The present church and town centre were built on the site of Burton Abbey. The only surviving part of the abbey is an annex built in the mid-1300s. The only known relic of the Abbey Church is the font at St.Modwen’s Church.
The abbey church was in 1718 thought unsafe and so it was decided to demolish it. While the new church was being built, the congregation used the market hall as a church.
Since its first stones were laid in the ground in 1719, this church has been at the heart of Burton-upon-Trent.
Construction began in 1719, when the first Hanoverian king, George I, was on the throne. The first services were conducted there in 1723, ahead of the building’s completion in 1728, just one year into the reign of George II.
The church is built in red sandstone in the Palladian style, and comprises an aisled five-bay nave with galleries on the north, west, and south, an apse, and a western narthex with central tower 92 feet high , north and south gallery stairs, and internal porch.
The tower contains a 122-step spiral staircase leading to the roof. The tower contains five rooms – the old vestry, the Ringing Chamber, the Clock Chamber, the Bell Chamber, and a cloakroom.
Designed in a Classical style by the brothers Richard and (assumed) William Smith of Tattenhall, it is similar to St Alkmund’s Church at Whitchurch (pictured in grayscale) built by William to the designs of John Barker.

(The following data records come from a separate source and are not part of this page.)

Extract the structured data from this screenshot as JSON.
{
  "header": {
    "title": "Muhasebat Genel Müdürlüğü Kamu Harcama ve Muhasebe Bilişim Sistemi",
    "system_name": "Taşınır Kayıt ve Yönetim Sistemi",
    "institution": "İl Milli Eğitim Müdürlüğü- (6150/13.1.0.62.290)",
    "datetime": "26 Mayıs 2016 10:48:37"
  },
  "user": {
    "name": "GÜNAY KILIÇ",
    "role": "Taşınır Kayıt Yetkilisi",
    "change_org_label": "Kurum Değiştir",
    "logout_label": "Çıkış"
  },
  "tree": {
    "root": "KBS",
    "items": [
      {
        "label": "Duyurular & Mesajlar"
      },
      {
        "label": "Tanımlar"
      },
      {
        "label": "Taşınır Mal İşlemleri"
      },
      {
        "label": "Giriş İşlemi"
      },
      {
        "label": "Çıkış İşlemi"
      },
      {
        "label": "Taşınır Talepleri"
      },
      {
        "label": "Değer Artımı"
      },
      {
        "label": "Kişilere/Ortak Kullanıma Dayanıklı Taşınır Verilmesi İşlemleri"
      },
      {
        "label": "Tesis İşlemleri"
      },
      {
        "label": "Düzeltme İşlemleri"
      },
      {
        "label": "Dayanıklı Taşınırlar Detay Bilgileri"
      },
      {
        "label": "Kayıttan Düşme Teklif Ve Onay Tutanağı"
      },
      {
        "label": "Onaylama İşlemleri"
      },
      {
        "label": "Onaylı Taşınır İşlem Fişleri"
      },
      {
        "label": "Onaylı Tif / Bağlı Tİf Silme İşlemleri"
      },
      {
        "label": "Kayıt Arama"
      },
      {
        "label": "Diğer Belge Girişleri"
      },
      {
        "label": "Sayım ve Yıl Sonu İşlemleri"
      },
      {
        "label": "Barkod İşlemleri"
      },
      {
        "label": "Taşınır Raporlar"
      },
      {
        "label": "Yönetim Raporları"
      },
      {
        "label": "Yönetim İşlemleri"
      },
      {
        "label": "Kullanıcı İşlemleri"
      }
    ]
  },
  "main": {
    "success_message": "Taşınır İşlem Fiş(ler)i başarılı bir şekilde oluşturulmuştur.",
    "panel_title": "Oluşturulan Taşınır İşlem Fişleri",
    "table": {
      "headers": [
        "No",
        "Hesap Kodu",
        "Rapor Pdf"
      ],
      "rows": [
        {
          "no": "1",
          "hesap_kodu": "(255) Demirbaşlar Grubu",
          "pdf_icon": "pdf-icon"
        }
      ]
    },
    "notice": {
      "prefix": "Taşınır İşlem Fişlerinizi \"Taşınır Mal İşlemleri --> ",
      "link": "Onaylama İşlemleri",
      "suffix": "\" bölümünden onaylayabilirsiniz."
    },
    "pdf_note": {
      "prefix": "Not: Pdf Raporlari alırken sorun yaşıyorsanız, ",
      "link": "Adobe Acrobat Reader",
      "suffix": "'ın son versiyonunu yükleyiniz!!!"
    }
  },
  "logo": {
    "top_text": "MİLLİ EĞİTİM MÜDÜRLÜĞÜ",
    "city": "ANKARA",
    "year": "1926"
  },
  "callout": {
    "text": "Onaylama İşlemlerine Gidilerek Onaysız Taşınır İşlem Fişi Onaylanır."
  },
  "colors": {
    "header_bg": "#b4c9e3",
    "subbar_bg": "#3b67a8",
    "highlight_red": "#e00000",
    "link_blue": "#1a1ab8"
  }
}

It was built with north, west and south galleries reached by curved wooden stairways set inside the north and south porches, enabling it to seat up to 1000 people.
William died in 1724 and Richard in 1726, and the church was completed by their younger brother Francis Smith of Warwick. In the 1730s Richard Wilkes, a Staffordshire antiquary, described the church as ‘elegant and beautiful’, giving ‘pleasure to all that behold or enter it’.

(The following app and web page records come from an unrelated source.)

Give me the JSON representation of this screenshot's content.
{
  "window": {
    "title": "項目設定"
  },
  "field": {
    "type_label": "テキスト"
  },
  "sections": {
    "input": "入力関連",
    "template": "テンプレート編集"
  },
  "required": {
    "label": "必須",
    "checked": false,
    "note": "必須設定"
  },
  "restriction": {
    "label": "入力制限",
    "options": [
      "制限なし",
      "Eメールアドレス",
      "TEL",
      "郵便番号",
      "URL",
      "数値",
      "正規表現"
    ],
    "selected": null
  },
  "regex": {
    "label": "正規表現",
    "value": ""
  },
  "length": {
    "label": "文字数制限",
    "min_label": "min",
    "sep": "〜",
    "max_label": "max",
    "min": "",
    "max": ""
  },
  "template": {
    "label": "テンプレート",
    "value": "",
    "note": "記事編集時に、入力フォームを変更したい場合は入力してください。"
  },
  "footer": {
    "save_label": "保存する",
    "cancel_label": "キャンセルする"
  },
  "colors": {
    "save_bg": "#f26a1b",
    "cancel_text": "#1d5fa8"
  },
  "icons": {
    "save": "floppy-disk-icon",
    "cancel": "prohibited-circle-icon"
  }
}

The wall around the churchyard was added immediately after completion of the church – visible ion the background of an 1847 engraving.
The iron railings at the front of the church are a little older, having been installed in 1829.

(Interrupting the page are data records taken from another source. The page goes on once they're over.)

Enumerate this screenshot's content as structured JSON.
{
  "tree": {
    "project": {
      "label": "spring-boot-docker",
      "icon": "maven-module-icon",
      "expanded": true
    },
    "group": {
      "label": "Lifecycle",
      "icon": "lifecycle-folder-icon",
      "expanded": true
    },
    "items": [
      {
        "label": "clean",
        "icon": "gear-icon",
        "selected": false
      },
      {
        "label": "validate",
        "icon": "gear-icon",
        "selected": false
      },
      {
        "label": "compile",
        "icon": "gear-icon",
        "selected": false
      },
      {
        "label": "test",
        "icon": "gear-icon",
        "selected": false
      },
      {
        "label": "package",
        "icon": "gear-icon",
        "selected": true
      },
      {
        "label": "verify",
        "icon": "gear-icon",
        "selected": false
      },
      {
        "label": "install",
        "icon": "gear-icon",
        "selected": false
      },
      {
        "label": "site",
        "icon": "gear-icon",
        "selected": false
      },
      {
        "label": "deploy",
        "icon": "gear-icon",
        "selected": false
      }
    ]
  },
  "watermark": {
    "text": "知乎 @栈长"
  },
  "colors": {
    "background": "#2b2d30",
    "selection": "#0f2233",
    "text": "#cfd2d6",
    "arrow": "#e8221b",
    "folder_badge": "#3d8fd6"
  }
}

The west tower is of three stages and has a balustrade with urns and round windows with radial glazing bars. The apse has wide Doric pilasters at the opening and between the windows. The nave arcades have tall Doric piers without an entablature, the flat ceiling has a deep cove, and the nave galleries cut across the high, arched windows of the aisles.
The building was in 1950 given Grade I listing (1214046), which recognises it as a site of the highest significance.